Forward-facing sonar reset

With the Bass Pro Tour going to a five-fish format, I’ve already heard some people say that a five-fish game will diminish the role of forward-facing sonar. Their reason being, guys who fish the bank for fewer (but bigger) loners will now dominate, especially since there are only 40 guys fishing per day and the bank will be wide open. It’s an interesting prediction, but as I’m turning it over in my head right now, I’m not buying into it.

I’ll dig into this a little more in a few weeks in a blog, but if there’s one thing that forward-facing sonar has taught me, it’s that everything we assumed about bass behavior that came from books, magazines and videos from years past is mostly false. Other than actually spawning – which we could already see – bass simply do not behave in all these certain ways at certain times like we have “learned” over the years.

Literally, every single day that I study fish on a forward-facing sonar, I learn something new about them that I never knew. What’s truly mindboggling is how much we actually don’t know about bass. That’s why so many young anglers are coming in and crushing in the sport these days. Their heads are not full of a bunch of bass behavior myths. Their minds are clean slates learning what bass really do. But we’ll dive into more of that later this season as well.


The next time I step on the REDCREST stage, my goal will be different: I’d love to add a REDCREST trophy in 2023. Garrick Dixon photo

Hitting the reset button each year also means looking at my overall goals for the season and tweaking them for what I want to accomplish.
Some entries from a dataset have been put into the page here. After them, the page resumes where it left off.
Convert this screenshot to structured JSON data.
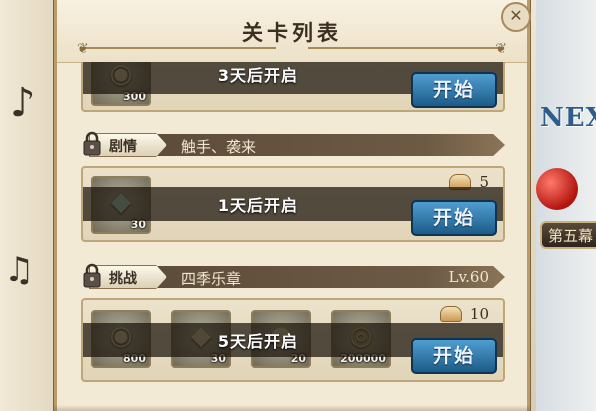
{
  "dialog": {
    "title": "关卡列表",
    "close_glyph": "✕"
  },
  "background": {
    "next_art_text": "NEX",
    "stage_badge_text": "第五幕"
  },
  "stages": [
    {
      "locked_text": "3天后开启",
      "items": [
        {
          "icon": "pouch-icon",
          "glyph": "◉",
          "qty": "300"
        }
      ],
      "start_label": "开始"
    },
    {
      "tag": "剧情",
      "name": "触手、袭来",
      "level": "",
      "stamina": "5",
      "locked_text": "1天后开启",
      "items": [
        {
          "icon": "rainbow-gem-icon",
          "glyph": "◆",
          "qty": "30"
        }
      ],
      "start_label": "开始"
    },
    {
      "tag": "挑战",
      "name": "四季乐章",
      "level": "Lv.60",
      "stamina": "10",
      "locked_text": "5天后开启",
      "items": [
        {
          "icon": "pouch-icon",
          "glyph": "◉",
          "qty": "800"
        },
        {
          "icon": "crystal-icon",
          "glyph": "◆",
          "qty": "30"
        },
        {
          "icon": "bag-icon",
          "glyph": "●",
          "qty": "20"
        },
        {
          "icon": "gold-coin-icon",
          "glyph": "◎",
          "qty": "200000"
        }
      ],
      "start_label": "开始"
    }
  ]
}
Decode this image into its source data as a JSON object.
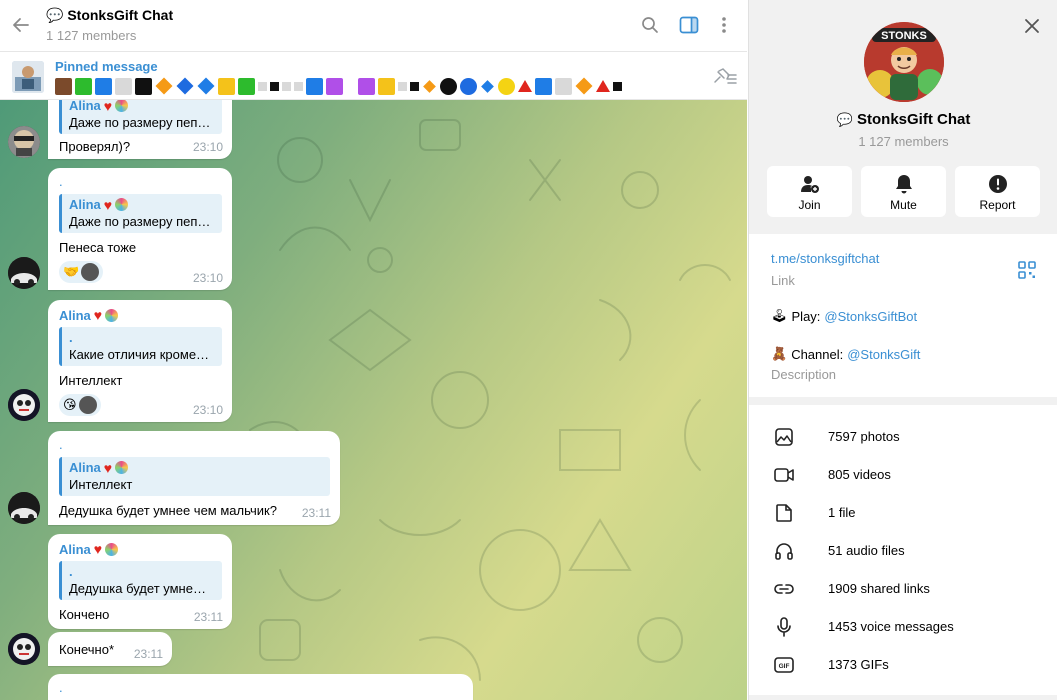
{
  "header": {
    "title": "StonksGift Chat",
    "members": "1 127 members"
  },
  "pinned": {
    "label": "Pinned message"
  },
  "messages": [
    {
      "reply_name": "Alina",
      "reply_text": "Даже по размеру пеп…",
      "text": "Проверял)?",
      "time": "23:10"
    },
    {
      "top_dot": ".",
      "reply_name": "Alina",
      "reply_text": "Даже по размеру пеп…",
      "text": "Пенеса тоже",
      "time": "23:10"
    },
    {
      "sender": "Alina",
      "reply_dot": ".",
      "reply_text": "Какие отличия кроме…",
      "text": "Интеллект",
      "time": "23:10"
    },
    {
      "top_dot": ".",
      "reply_name": "Alina",
      "reply_text": "Интеллект",
      "text": "Дедушка будет умнее чем мальчик?",
      "time": "23:11"
    },
    {
      "sender": "Alina",
      "reply_dot": ".",
      "reply_text": "Дедушка будет умне…",
      "text": "Кончено",
      "time": "23:11"
    },
    {
      "text": "Конечно*",
      "time": "23:11"
    },
    {
      "top_dot": "."
    }
  ],
  "info": {
    "name": "StonksGift Chat",
    "members": "1 127 members",
    "actions": [
      {
        "label": "Join",
        "icon": "add-user-icon"
      },
      {
        "label": "Mute",
        "icon": "bell-icon"
      },
      {
        "label": "Report",
        "icon": "report-icon"
      }
    ],
    "link": "t.me/stonksgiftchat",
    "link_caption": "Link",
    "play_label": "Play:",
    "play_mention": "@StonksGiftBot",
    "channel_label": "Channel:",
    "channel_mention": "@StonksGift",
    "description_caption": "Description",
    "media": [
      {
        "label": "7597 photos",
        "icon": "photo-icon"
      },
      {
        "label": "805 videos",
        "icon": "video-icon"
      },
      {
        "label": "1 file",
        "icon": "file-icon"
      },
      {
        "label": "51 audio files",
        "icon": "headphones-icon"
      },
      {
        "label": "1909 shared links",
        "icon": "link-icon"
      },
      {
        "label": "1453 voice messages",
        "icon": "mic-icon"
      },
      {
        "label": "1373 GIFs",
        "icon": "gif-icon"
      }
    ],
    "gif_badge": "GIF",
    "avatar_text": "STONKS"
  },
  "colors": {
    "accent": "#3a8fd3",
    "heart": "#e0261e"
  }
}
The last two years, winning Angler of the Year was my primary goal, and I accomplished that. During the last two years, I have been more motivated to win regular season events that counted towards AOY than I was to win REDCREST or Heavy Hitters.

That’s not an excuse. Trust me, I fished just as hard in those events, but I didn’t prep for them quite as well as I could have. Also, this year MLF is taking away the automatic bid to the Championship Rounds, and I liked that option for piling up points in the AOY race. With that, I think I’m developing sort of an itch for a REDCREST trophy, so Lake Norman has been on my mind a lot.

REDCREST has also had some format changes, which are really intriguing to me. At REDCREST this year, weights will accumulate over the last three days of the event. The first two days, 40 anglers will fish and weights will accumulate. After Day 2, the field will be cut to 20 anglers and weights zeroed. Twenty anglers will fish Day 3, then the field will be cut to 15 anglers and weights will carry over to day four. Fifteen anglers will fish Day 4 and the field will be cut to the final 10 fishing on Championship Day.

Weights from the two previous days – the Knockout Rounds – will carry over again, so the final day’s winning weight will be based on three days of accumulated weight. I like the strategy involved in this format, so I think I’ll be putting in some time at Norman soon!

Right now, I’m headed to hit the reset button and wishing all of you safe holidays.